Javy Baez is a power-hitting shortstop who will scoot over to second base to accommodate Castro, a major league all-star. A pro for only three years, Baez has been billed as the best player out of Puerto Rico since Carlos Beltran. That might be a bit unfair, since the kid has been on a fast track to The Show and got off to a slow start at the AAA level. But the Cubs first round pick in the 2011 amateur draft has been on a roll lately, smashing 12 home runs in Iowa since July 1st and blasting a bomb for the World Team in this year’s Futures Game.
Baez is joining the Cubs in Denver for a series against the Colorado Rockies, and hitting in the thin mountain air is a good place to launch a career.

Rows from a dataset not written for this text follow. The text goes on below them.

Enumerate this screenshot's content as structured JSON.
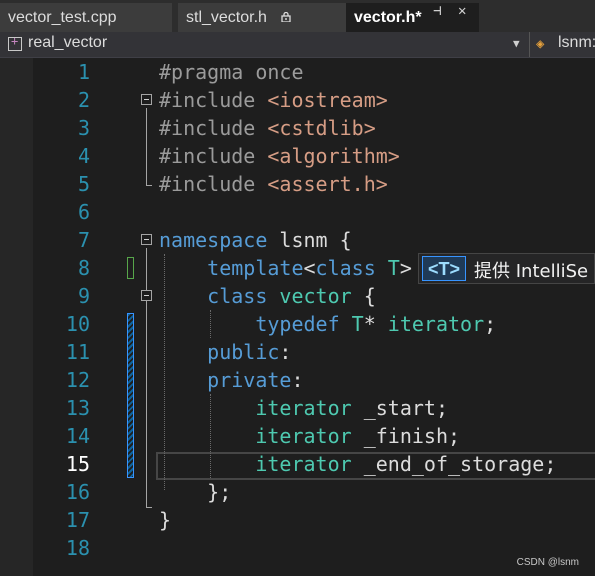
{
  "tabs": [
    {
      "label": "vector_test.cpp"
    },
    {
      "label": "stl_vector.h"
    },
    {
      "label": "vector.h*"
    }
  ],
  "tab_icons": {
    "lock": "lock-icon",
    "pin": "pin-icon",
    "close": "close-icon"
  },
  "nav": {
    "scope": "real_vector",
    "member": "lsnm:"
  },
  "lines": [
    {
      "n": "1",
      "tokens": [
        {
          "c": "dir",
          "t": "#pragma once"
        }
      ]
    },
    {
      "n": "2",
      "tokens": [
        {
          "c": "dir",
          "t": "#include "
        },
        {
          "c": "str",
          "t": "<iostream>"
        }
      ]
    },
    {
      "n": "3",
      "tokens": [
        {
          "c": "dir",
          "t": "#include "
        },
        {
          "c": "str",
          "t": "<cstdlib>"
        }
      ]
    },
    {
      "n": "4",
      "tokens": [
        {
          "c": "dir",
          "t": "#include "
        },
        {
          "c": "str",
          "t": "<algorithm>"
        }
      ]
    },
    {
      "n": "5",
      "tokens": [
        {
          "c": "dir",
          "t": "#include "
        },
        {
          "c": "str",
          "t": "<assert.h>"
        }
      ]
    },
    {
      "n": "6",
      "tokens": []
    },
    {
      "n": "7",
      "tokens": [
        {
          "c": "kw",
          "t": "namespace"
        },
        {
          "c": "txt",
          "t": " lsnm {"
        }
      ]
    },
    {
      "n": "8",
      "tokens": [
        {
          "c": "txt",
          "t": "    "
        },
        {
          "c": "kw",
          "t": "template"
        },
        {
          "c": "sym",
          "t": "<"
        },
        {
          "c": "kw",
          "t": "class"
        },
        {
          "c": "ty",
          "t": " T"
        },
        {
          "c": "sym",
          "t": ">"
        }
      ]
    },
    {
      "n": "9",
      "tokens": [
        {
          "c": "txt",
          "t": "    "
        },
        {
          "c": "kw",
          "t": "class"
        },
        {
          "c": "ty",
          "t": " vector"
        },
        {
          "c": "txt",
          "t": " {"
        }
      ]
    },
    {
      "n": "10",
      "tokens": [
        {
          "c": "txt",
          "t": "        "
        },
        {
          "c": "kw",
          "t": "typedef"
        },
        {
          "c": "ty",
          "t": " T"
        },
        {
          "c": "sym",
          "t": "*"
        },
        {
          "c": "ty",
          "t": " iterator"
        },
        {
          "c": "sym",
          "t": ";"
        }
      ]
    },
    {
      "n": "11",
      "tokens": [
        {
          "c": "txt",
          "t": "    "
        },
        {
          "c": "kw",
          "t": "public"
        },
        {
          "c": "sym",
          "t": ":"
        }
      ]
    },
    {
      "n": "12",
      "tokens": [
        {
          "c": "txt",
          "t": "    "
        },
        {
          "c": "kw",
          "t": "private"
        },
        {
          "c": "sym",
          "t": ":"
        }
      ]
    },
    {
      "n": "13",
      "tokens": [
        {
          "c": "txt",
          "t": "        "
        },
        {
          "c": "ty",
          "t": "iterator"
        },
        {
          "c": "txt",
          "t": " _start"
        },
        {
          "c": "sym",
          "t": ";"
        }
      ]
    },
    {
      "n": "14",
      "tokens": [
        {
          "c": "txt",
          "t": "        "
        },
        {
          "c": "ty",
          "t": "iterator"
        },
        {
          "c": "txt",
          "t": " _finish"
        },
        {
          "c": "sym",
          "t": ";"
        }
      ]
    },
    {
      "n": "15",
      "tokens": [
        {
          "c": "txt",
          "t": "        "
        },
        {
          "c": "ty",
          "t": "iterator"
        },
        {
          "c": "txt",
          "t": " _end_of_storage"
        },
        {
          "c": "sym",
          "t": ";"
        }
      ]
    },
    {
      "n": "16",
      "tokens": [
        {
          "c": "txt",
          "t": "    };"
        }
      ]
    },
    {
      "n": "17",
      "tokens": [
        {
          "c": "txt",
          "t": "}"
        }
      ]
    },
    {
      "n": "18",
      "tokens": []
    }
  ],
  "active_line": "15",
  "tooltip": {
    "param": "<T>",
    "text": "提供 IntelliSe"
  },
  "watermark": "CSDN @lsnm",
  "colors": {
    "keyword": "#569cd6",
    "type": "#4ec9b0",
    "string": "#d69d85",
    "directive": "#9b9b9b",
    "line_number": "#2b91af"
  }
}
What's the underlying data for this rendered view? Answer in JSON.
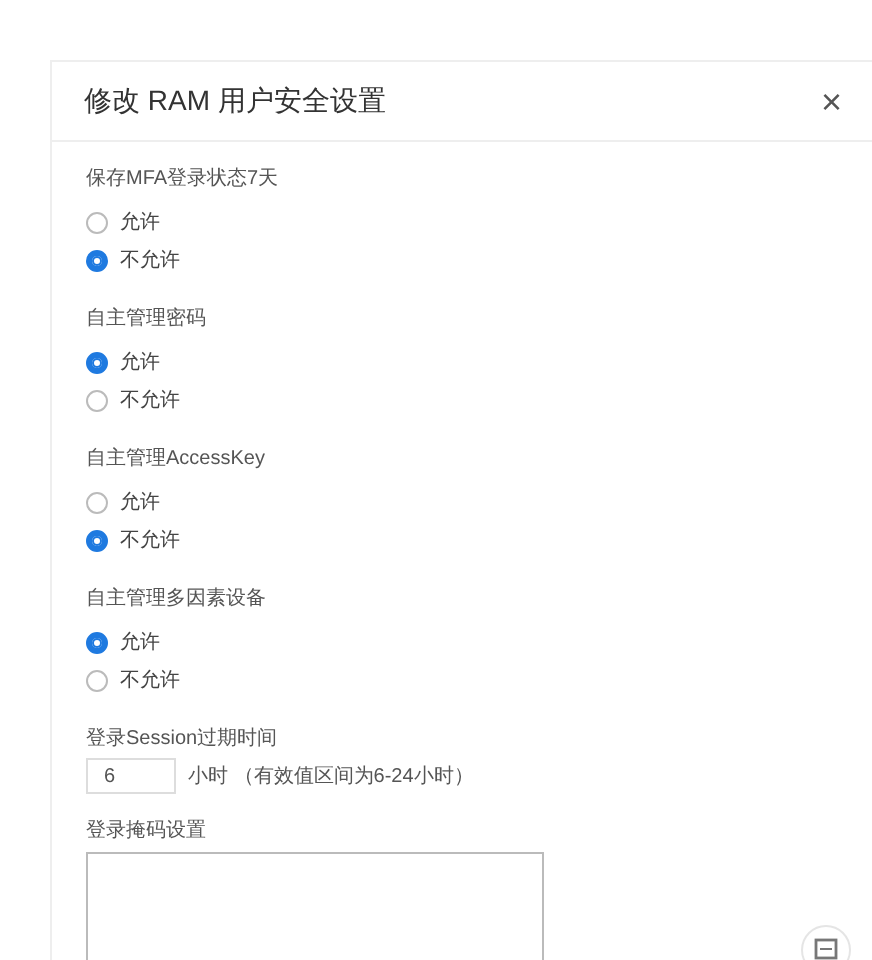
{
  "dialog": {
    "title": "修改 RAM 用户安全设置",
    "close": "×"
  },
  "settings": [
    {
      "label": "保存MFA登录状态7天",
      "options": [
        {
          "label": "允许",
          "selected": false
        },
        {
          "label": "不允许",
          "selected": true
        }
      ]
    },
    {
      "label": "自主管理密码",
      "options": [
        {
          "label": "允许",
          "selected": true
        },
        {
          "label": "不允许",
          "selected": false
        }
      ]
    },
    {
      "label": "自主管理AccessKey",
      "options": [
        {
          "label": "允许",
          "selected": false
        },
        {
          "label": "不允许",
          "selected": true
        }
      ]
    },
    {
      "label": "自主管理多因素设备",
      "options": [
        {
          "label": "允许",
          "selected": true
        },
        {
          "label": "不允许",
          "selected": false
        }
      ]
    }
  ],
  "session": {
    "label": "登录Session过期时间",
    "value": "6",
    "hint": "小时 （有效值区间为6-24小时）"
  },
  "login_mask": {
    "label": "登录掩码设置"
  }
}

Wrigley can be friendly too when the wind is blowing out, and Chicago is expected to call up another slugger, Cuban outfielder Jorge Soler, in the coming weeks. Another jardinero in the mix is Cuban-American Albert Almora, who was Chicago’s top pick in the 2012 draft.
I think it’s interesting that the big market Cubs have adopted the philosophy of organizations with a smaller revenue base like the Miami Marlins and the Kansas City Royals. It’s no secret that building a team around strong Latino talent has its rewards, and the Cubs have the perfect manager in Rick Renteria, a bilingual guy who was Team Mexico’s skipper in the World Baseball Classic.
It’s often said that games at Wrigley take on a party-type atmosphere. With Baez and company leading the parade, the guateque is about to get a whole lot merrier.